SOURCE DATA -
══════════

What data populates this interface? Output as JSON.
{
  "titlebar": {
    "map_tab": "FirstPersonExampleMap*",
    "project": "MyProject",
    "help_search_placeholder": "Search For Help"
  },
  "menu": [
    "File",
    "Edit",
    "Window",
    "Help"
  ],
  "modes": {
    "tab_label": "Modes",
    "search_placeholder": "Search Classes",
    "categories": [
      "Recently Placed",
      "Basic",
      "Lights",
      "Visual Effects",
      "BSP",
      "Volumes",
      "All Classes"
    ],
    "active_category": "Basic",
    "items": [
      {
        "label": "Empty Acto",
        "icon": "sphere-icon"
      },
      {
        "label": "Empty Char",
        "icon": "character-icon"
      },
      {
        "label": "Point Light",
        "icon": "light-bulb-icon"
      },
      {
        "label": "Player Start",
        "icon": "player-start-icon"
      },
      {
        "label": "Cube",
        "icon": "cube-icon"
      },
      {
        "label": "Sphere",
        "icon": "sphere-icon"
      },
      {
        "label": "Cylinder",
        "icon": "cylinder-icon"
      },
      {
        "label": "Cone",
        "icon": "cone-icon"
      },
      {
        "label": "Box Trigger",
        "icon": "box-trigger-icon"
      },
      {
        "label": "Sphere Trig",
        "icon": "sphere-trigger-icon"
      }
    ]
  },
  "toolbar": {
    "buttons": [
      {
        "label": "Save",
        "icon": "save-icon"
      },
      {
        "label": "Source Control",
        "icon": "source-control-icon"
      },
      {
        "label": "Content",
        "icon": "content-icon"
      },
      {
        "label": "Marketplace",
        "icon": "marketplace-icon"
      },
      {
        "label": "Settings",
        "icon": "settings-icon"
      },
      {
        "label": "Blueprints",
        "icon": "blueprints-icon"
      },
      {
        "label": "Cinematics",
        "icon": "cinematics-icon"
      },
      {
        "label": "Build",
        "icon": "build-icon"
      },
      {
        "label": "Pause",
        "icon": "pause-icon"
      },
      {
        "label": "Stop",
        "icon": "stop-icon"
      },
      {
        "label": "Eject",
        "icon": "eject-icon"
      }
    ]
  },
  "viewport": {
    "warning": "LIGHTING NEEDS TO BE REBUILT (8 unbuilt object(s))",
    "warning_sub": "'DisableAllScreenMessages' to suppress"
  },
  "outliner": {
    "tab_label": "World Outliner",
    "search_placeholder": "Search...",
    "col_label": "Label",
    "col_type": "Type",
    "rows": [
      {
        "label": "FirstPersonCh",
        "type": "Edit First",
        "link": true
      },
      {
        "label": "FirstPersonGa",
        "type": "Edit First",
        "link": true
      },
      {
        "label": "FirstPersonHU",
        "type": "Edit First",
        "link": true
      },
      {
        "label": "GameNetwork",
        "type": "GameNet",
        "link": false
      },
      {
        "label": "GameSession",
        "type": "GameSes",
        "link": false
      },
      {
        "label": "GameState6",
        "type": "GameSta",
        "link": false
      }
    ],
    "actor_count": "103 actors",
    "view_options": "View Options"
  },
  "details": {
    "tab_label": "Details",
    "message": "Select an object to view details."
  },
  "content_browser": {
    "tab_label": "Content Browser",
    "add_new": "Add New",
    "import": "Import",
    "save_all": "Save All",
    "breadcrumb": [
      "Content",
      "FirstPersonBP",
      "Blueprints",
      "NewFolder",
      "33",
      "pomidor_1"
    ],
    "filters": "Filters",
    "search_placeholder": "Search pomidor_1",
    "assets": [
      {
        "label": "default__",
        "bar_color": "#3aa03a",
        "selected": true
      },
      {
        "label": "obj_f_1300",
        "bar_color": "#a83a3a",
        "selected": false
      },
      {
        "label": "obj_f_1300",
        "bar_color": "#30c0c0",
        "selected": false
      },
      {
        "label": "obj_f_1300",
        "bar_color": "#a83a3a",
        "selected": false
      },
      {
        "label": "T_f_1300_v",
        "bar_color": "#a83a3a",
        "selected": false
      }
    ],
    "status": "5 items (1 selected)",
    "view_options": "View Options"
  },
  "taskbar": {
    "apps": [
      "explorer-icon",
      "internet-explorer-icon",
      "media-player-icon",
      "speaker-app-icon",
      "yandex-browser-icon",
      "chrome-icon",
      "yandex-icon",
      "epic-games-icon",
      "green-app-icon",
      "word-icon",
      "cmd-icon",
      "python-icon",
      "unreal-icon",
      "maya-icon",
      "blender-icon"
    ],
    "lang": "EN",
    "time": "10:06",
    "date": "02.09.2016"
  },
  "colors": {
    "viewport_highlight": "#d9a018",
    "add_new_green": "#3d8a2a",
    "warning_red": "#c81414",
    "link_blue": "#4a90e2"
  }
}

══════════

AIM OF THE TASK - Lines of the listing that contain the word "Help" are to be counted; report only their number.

TASK SOLUTION - 2